These failings were overcome by relativity and quantum mechanics.
theories do not invalidate earlier models. Rather, they stake out and provide
road maps to new territory that prior models don't cover. Often, new models do
not so much render old ones obsolete as circumscribe their domains of
applicability, revealing and accounting for altogether new phenomena that lie
beyond the purview of the old models. For example, relativity and quantum
theory do not invalidate Newton's laws of motion.
Newton's classical treatment still describes accurately the motions of the objects to which he originally applied them so long as they move at speeds much slower than the speed of light. NASA's space scientists have no need for the refinements of quantum or relativistic mechanics in calculating the flight paths of space vehicles. But if we wish to account for the dynamics of objects at very high velocities or describe atomic phenomena, we must use quantum mechanical models. For everyday-size objects moving at everyday speeds, the quantum and relativistic models reduce to the familiar models of classical physics. In sum, new models usually don't invalidate old ones so much as they transcend them.
This is also a key feature of the social and self models characteristic of dignitarian culture, which will be discussed in chapter. The idea of evolving truth is the lynchpin of such a culture. However, it's crucial to note that just because our models evolve does not mean that "anything goes." Indeed, quite the contrary: at any given time, what "goes" is precisely the best current model we've got. One simply has to be alert to the fact that today's best model may be superseded by an even better one tomorrow.
Most contemporary students of the natural world are actually excited when they find a persistent discrepancy between their latest model and empirical data because they know such deviations signal the existence of hitherto unknown realms in which new phenomena may be discovered.
The presumption that nature models are infallible has been replaced with the humbling expectation that they will eventually be replaced by more comprehensive and accurate ones.
If the past is any guide, we are unlikely ever to find a theory so comprehensive and accurate that it would bring an end to the search for more fundamental truths. Any model that seemed to account for all known phenomena would still be vulnerable to the possibility that new observations would reveal it to be incomplete.
Toward the end of the nineteenth century, many physicists believed they'd learned all there was to know about the workings of the universe.
The consensus was that Newton's dynamics and Maxwell's electromagnetism together had everything covered. Prominent scientists announced the "end of physics."Then a few tiny discrepancies between theory and experiment were noted, and as physicists explored them they came upon all the previously unknown phenomena of atomic and relativistic physics. A new world was discovered and with it the technology that put its stamp on the twentieth century.
Albert Einstein believed that the final resting place of every theory is as a special case of a broader one. Indeed, he spent the last decades of his life searching for a unified theory that would have transcended his own landmark theories, reducing them to special cases of a grander theory.

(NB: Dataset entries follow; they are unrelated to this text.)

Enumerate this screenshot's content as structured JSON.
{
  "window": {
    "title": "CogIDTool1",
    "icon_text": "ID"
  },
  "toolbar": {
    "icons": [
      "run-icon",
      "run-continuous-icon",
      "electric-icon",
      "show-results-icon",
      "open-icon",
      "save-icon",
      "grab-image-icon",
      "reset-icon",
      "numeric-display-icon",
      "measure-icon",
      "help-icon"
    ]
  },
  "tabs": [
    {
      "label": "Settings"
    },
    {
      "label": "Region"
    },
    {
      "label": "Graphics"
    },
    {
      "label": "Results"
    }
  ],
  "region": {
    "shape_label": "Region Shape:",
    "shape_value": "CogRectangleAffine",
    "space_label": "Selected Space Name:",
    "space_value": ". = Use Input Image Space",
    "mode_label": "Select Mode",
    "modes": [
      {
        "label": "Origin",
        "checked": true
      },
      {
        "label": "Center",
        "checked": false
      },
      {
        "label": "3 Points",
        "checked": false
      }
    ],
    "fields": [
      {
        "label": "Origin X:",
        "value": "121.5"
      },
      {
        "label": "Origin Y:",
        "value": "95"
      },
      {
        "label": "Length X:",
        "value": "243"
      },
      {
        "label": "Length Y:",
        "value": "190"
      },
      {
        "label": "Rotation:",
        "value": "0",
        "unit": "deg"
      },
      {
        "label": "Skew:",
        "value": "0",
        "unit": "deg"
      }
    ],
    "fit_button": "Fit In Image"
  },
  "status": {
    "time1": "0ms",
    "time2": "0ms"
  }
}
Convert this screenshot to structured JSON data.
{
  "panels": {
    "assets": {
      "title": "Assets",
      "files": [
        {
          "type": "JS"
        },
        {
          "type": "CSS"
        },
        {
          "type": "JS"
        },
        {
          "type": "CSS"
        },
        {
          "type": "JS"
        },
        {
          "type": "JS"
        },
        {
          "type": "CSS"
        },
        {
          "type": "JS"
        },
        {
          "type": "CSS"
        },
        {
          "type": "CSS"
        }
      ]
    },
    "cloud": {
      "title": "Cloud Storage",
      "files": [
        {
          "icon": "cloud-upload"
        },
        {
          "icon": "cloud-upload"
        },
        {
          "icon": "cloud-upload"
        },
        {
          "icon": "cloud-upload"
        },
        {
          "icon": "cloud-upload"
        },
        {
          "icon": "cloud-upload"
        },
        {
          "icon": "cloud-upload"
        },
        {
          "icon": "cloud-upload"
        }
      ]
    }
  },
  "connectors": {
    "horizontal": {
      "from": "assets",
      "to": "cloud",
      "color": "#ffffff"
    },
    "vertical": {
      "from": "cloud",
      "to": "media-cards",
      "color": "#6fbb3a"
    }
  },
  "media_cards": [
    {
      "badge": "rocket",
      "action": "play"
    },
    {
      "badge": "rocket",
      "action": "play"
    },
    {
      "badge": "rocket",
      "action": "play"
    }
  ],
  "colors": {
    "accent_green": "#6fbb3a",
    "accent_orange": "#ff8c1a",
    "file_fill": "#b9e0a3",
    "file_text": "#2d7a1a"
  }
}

In postulating that the universe is "infinite in all directions," physicist Freeman Dyson suggests there will be no end to our explorations and that we are unlikely ever to come up with an all-inclusive model.
This dynamic has its counterpart in social and self models. Instead of suppressing deviations from the current social consensus, we can examine them for clues that might lead us to a more encompassing synthesis, one that integrates previous experience with the new evidence.
For example, when Alfred Kinsey's studies on sexuality revealed the full range of human sexual behavior, we faced two choices. We could label certain of these behaviors as perverted and try to suppress them. Or, we could relax our prescriptive models pertaining to sexuality and so accommodate them. The advent of reliable, available birth control only intensified the pressure for revising these models.
The ensuing sexual revolution suggests that the public did in fact gradually move toward a different consensus on sexuality. That movement is still under way as the public comes to terms with homosexuality. Likewise, the worldwide controversy over same-sex unions has the potential to alter the traditional model of marriage.8 In a growing number of countries, the debate has resulted in granting legal status to domestic partnerships.
Instead of repressing or ignoring a question or fact that challenges a current view of ourselves, we can welcome it as a harbinger of change. As we accept something about ourselves that differs from the norm, it is only natural to grant the same acceptance to others. For this reason, the idea of partial, ever-evolving truth is a keystone of dignitarian culture.
Humility is not simply a trait to be admired; it's dictated by the incontrovertible fact that there are viable alternatives to our habitual ways of doing business. Given a chance to prove themselves, some of them may even turn out to be better than our own!